BEIRUT: With the international community effectively paralyzed, the Syria crisis is “getting worse every day,” former United Nations humanitarian affairs chief Jan Egeland said as he visited Lebanon this week in his new role as secretary-general of the Norwegian Refugee Council. Egeland predicted that the events of the past two-and-a-half years in the region would be looked upon as “a stain, a black chapter, in the history of international cooperation.”
The Norwegian, who has worked on humanitarian emergencies for more than 25 years, lambasted the international community’s failure both to limit the magnitude of the Syria crisis and provide adequate relief.
“The world should have done much more to stop this becoming the kind of catastrophic war that it has become,” he said. “The lack of looking at this [conflict] as a man-made, humanitarian catastrophe where civilians, children and women die massively every day has ... meant that people now have opted for senseless bickering and debates.”
This has “paralyzed not only the Syrians in agreeing on how to go forward, it’s paralyzed the regional actors, it’s paralyzed the world community, it’s paralyzed the Security Council.”
Egeland, who served as U.N. undersecretary-general for humanitarian affairs and emergency relief 2003-06 and headed up the international relief effort for the 2006 war in Lebanon, said he had not “seen this kind of global paralysis ... paralysis for any creative and united action, since the build up to the Iraq war.”
“I feel in my bones now, we will all, as Lebanese and as Russians, and Iranians and Saudi Arabians and Americans and Europeans and Norwegians, we will all say in 10 and 20 years from now, ‘How could we have been so senseless in 2011, ’12 and ’13?’”
He added: “because we are not stopping this, it is just getting worse every day. Thousands are displaced every day.”
Speaking to The Daily Star on the day the U.N. High Commissioner for Refugees registered the country’s 700,000th Syrian refugee, Egeland was also clear that the world had not done enough to assist Syria’s neighbors as they struggle to host and meet the needs of roughly 2 million refugees.
“The international support has not been large enough ... there is too little humanitarian assistance. There is too little in neighboring countries [and] too little inside Syria,” he said, declaring unequivocally that Gulf, Western and Asian countries all have “more than adequate resources” to provide further help.
Since the war began, Egeland has visited the city of Aleppo as part of his former job as director of Human Rights Watch Europe. He said that “one of the main reasons so many people flee is that there is too little relief inside [Syria],” blaming this on insecurity and lack of access, but also on relief organizations’ lack of resources.
Egeland’s trip to Lebanon is part of his first field visit since he took up the post of head of the NRC earlier this month and his third stop on a tour of Syria’s neighbors.

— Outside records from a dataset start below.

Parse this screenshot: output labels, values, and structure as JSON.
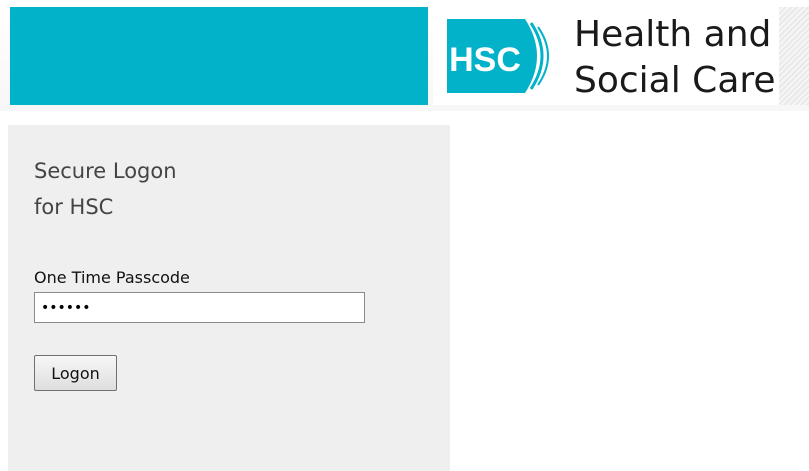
{
  "header": {
    "brand_line1": "Health and",
    "brand_line2": "Social Care",
    "badge_text": "HSC",
    "accent_color": "#02b2c9"
  },
  "form": {
    "title_line1": "Secure Logon",
    "title_line2": "for HSC",
    "passcode_label": "One Time Passcode",
    "passcode_value": "••••••",
    "logon_button": "Logon"
  }
}
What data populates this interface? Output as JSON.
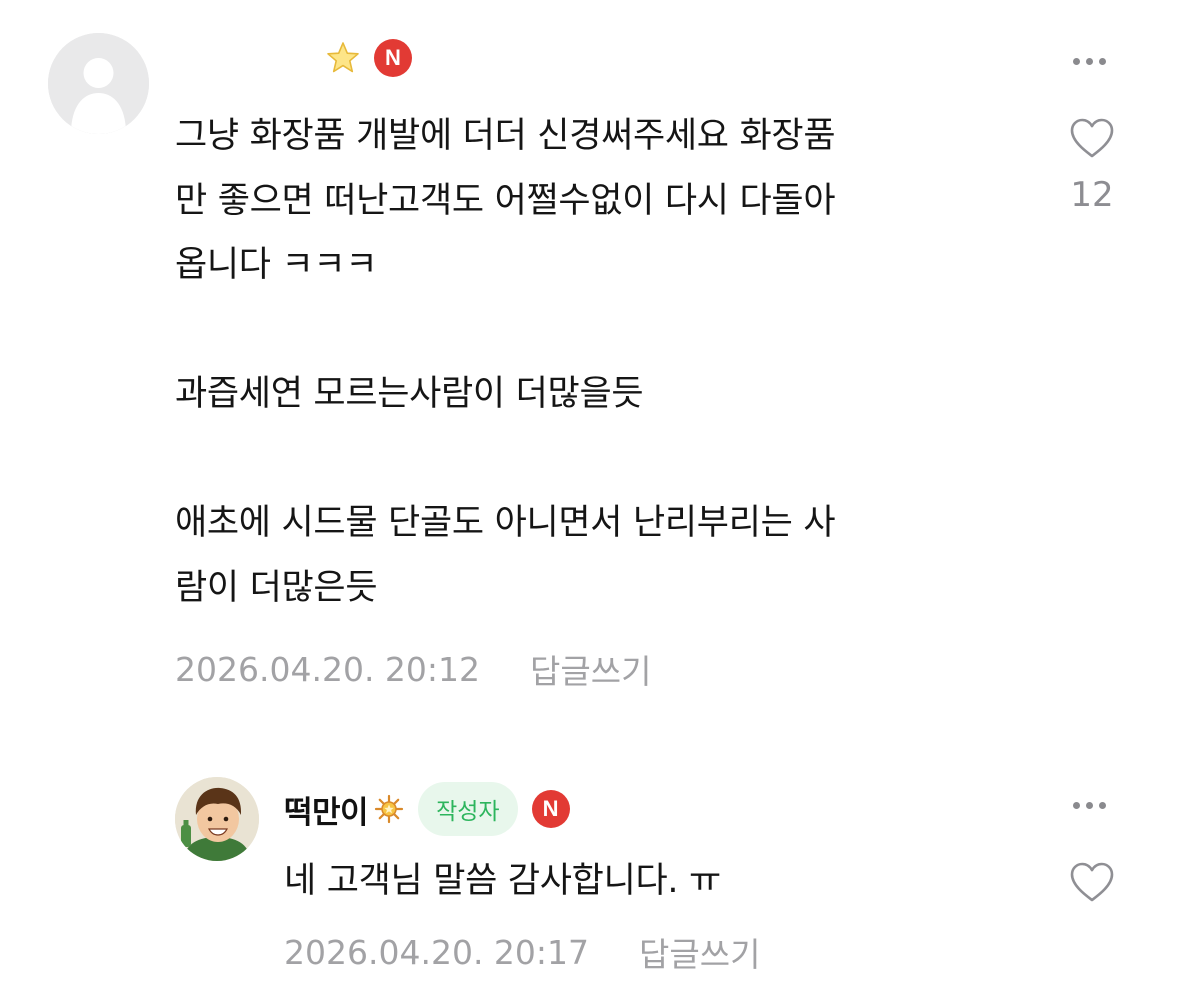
{
  "comments": [
    {
      "author": "",
      "badge": "N",
      "lines": [
        "그냥 화장품 개발에 더더 신경써주세요 화장품",
        "만 좋으면 떠난고객도 어쩔수없이 다시 다돌아",
        "옵니다 ㅋㅋㅋ",
        "",
        "과즙세연 모르는사람이 더많을듯",
        "",
        "애초에 시드물 단골도 아니면서 난리부리는 사",
        "람이 더많은듯"
      ],
      "timestamp": "2026.04.20. 20:12",
      "reply_label": "답글쓰기",
      "like_count": "12"
    },
    {
      "author": "떡만이",
      "writer_label": "작성자",
      "badge": "N",
      "lines": [
        "네 고객님 말씀 감사합니다. ㅠ"
      ],
      "timestamp": "2026.04.20. 20:17",
      "reply_label": "답글쓰기",
      "like_count": ""
    }
  ],
  "colors": {
    "badge_red": "#e23a34",
    "writer_green": "#2db55d",
    "meta_gray": "#a2a2a5"
  },
  "icons": {
    "star": "star-icon",
    "more": "more-icon",
    "like": "heart-icon",
    "rank": "rank-icon"
  }
}
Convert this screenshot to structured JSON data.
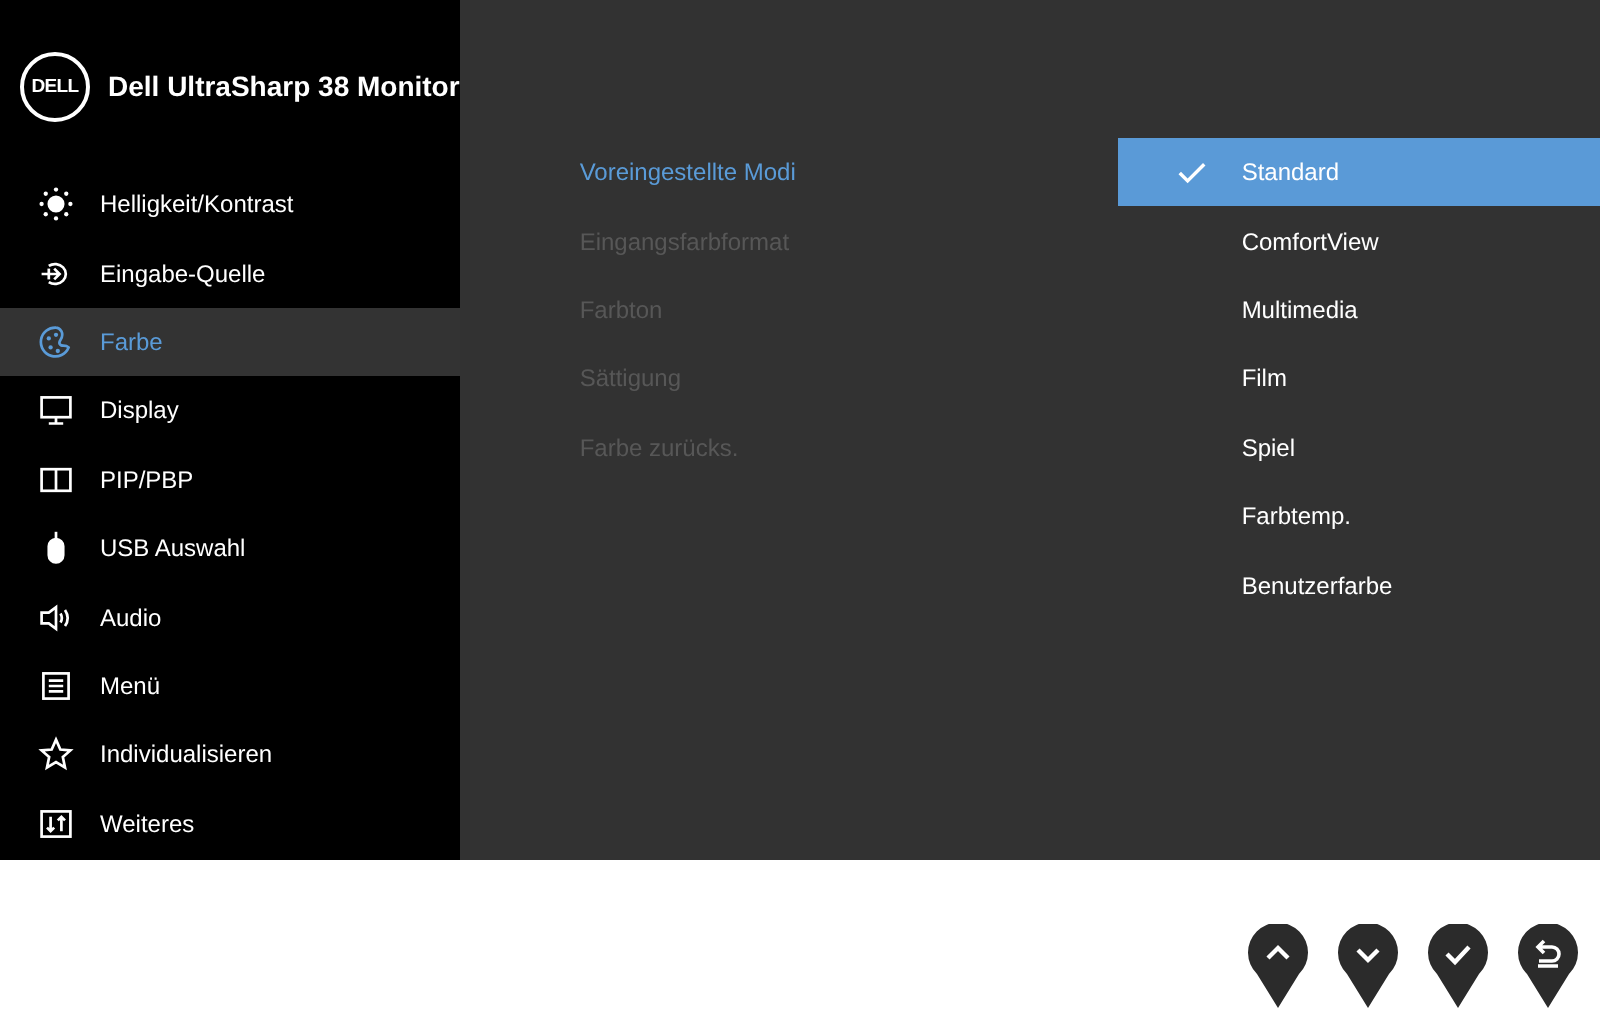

He spent Thursday visiting NRC projects in the Bekaa Valley and Friday in the southern city of Tyre.
The NRC, which employs more than 150 national staff along with several international specialists, has worked in Lebanon since 2006, running projects across a variety of sectors, including education, shelter and legal aid.
While commending both the shelter provision work of his colleagues and the generosity of the Lebanese host communities, Egeland was also realistic about the potential need for formalized camps in the future, saying: “We want however to offer Lebanon the option of having transitional camps and temporary camps for people as the present capacity of shelters is at breaking point.”
“Everyone wants with a noncamp solution, and I can understand the reluctance of the government [to build camps], but the number of people coming across the border has not gone down and there are not many options and possibilities for return in the near future.”
Egeland is well acquainted with Lebanon’s fractious political terrain: He first came to the country as a peacekeeper with the first United Nations Interim Force in Lebanon following the 1978 Israeli invasion and has returned countless times since on missions for the Red Cross, the Norwegian government and the U.N.
But when asked about the NRC’s operations here in the face of Lebanon’s apparent unraveling stability, the secretary-general was adamant that far from being curtailed, the NGO’s programs would be stepped up.
“We are clearly stepping up our operations. We work with Lebanese partners, both governmental and nongovernmental partners and we work with the United Nations system here,” he said. “I don’t see us at all limiting our operations, but we have to be careful in some parts of the country.”